#### Task details
Among the lines below, return each one that contains the word "JSON".

Records excerpted from a collection
────────────────────

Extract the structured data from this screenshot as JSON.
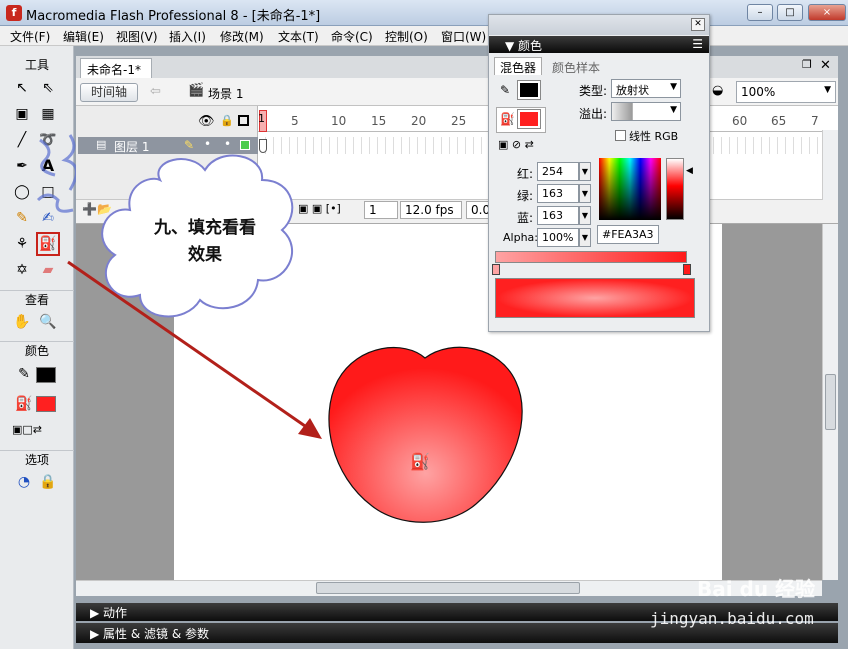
{
  "window": {
    "title": "Macromedia Flash Professional 8 - [未命名-1*]",
    "icon": "flash-app-icon",
    "controls": [
      "–",
      "□",
      "×"
    ]
  },
  "menu": [
    "文件(F)",
    "编辑(E)",
    "视图(V)",
    "插入(I)",
    "修改(M)",
    "文本(T)",
    "命令(C)",
    "控制(O)",
    "窗口(W)"
  ],
  "tools": {
    "header_tools": "工具",
    "header_view": "查看",
    "header_colors": "颜色",
    "header_options": "选项",
    "icons": [
      "selection-tool-icon",
      "subselection-tool-icon",
      "free-transform-tool-icon",
      "gradient-transform-tool-icon",
      "line-tool-icon",
      "lasso-tool-icon",
      "pen-tool-icon",
      "text-tool-icon",
      "oval-tool-icon",
      "rectangle-tool-icon",
      "pencil-tool-icon",
      "brush-tool-icon",
      "ink-bottle-icon",
      "paint-bucket-icon",
      "eyedropper-icon",
      "eraser-icon",
      "hand-tool-icon",
      "zoom-tool-icon"
    ]
  },
  "document": {
    "tab_label": "未命名-1*",
    "timeline_button": "时间轴",
    "scene_label": "场景 1",
    "zoom": "100%"
  },
  "timeline": {
    "layer_name": "图层 1",
    "frame_numbers": [
      "1",
      "5",
      "10",
      "15",
      "20",
      "25",
      "60",
      "65",
      "7"
    ],
    "current_frame": "1",
    "fps": "12.0 fps",
    "elapsed": "0.0"
  },
  "color_panel": {
    "title": "颜色",
    "tab_mixer": "混色器",
    "tab_swatches": "颜色样本",
    "type_label": "类型:",
    "type_value": "放射状",
    "overflow_label": "溢出:",
    "linear_rgb_label": "线性 RGB",
    "red_label": "红:",
    "red_value": "254",
    "green_label": "绿:",
    "green_value": "163",
    "blue_label": "蓝:",
    "blue_value": "163",
    "alpha_label": "Alpha:",
    "alpha_value": "100%",
    "hex_value": "#FEA3A3",
    "stroke_color": "#000000",
    "fill_color": "#ff2020"
  },
  "callout": {
    "line1": "九、填充看看",
    "line2": "效果"
  },
  "bottom_panels": {
    "actions": "动作",
    "properties": "属性 & 滤镜 & 参数"
  },
  "watermark": {
    "brand": "Bai du 经验",
    "url": "jingyan.baidu.com"
  },
  "colors": {
    "accent_red": "#c8231b",
    "shape_center": "#fea3a3",
    "shape_edge": "#ff1a1a"
  }
}
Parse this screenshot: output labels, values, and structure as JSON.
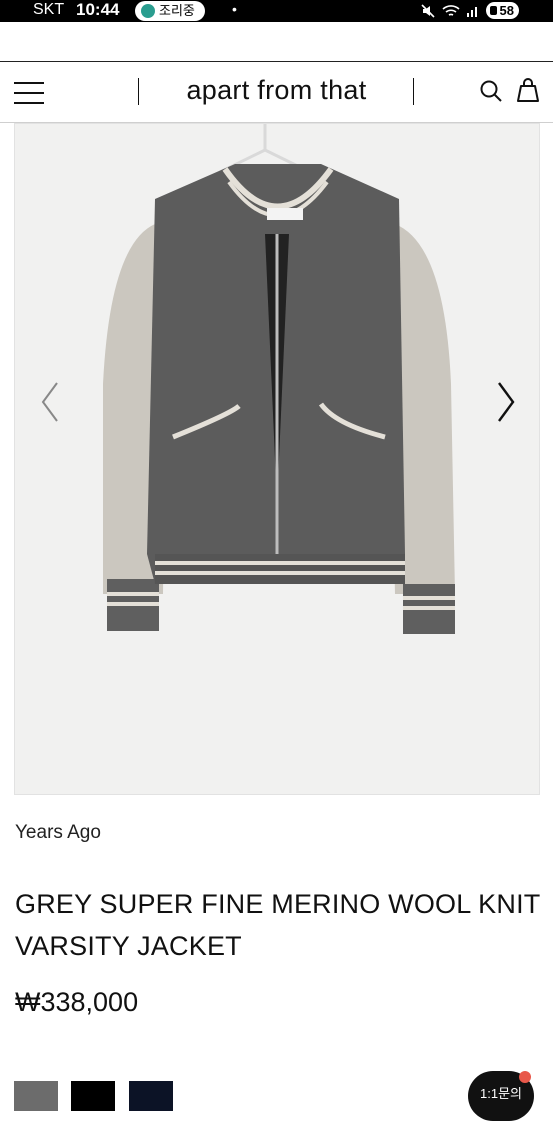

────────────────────

#### Output of the task
Extract the structured data from this screenshot as JSON.
Parse this screenshot: output labels, values, and structure as JSON.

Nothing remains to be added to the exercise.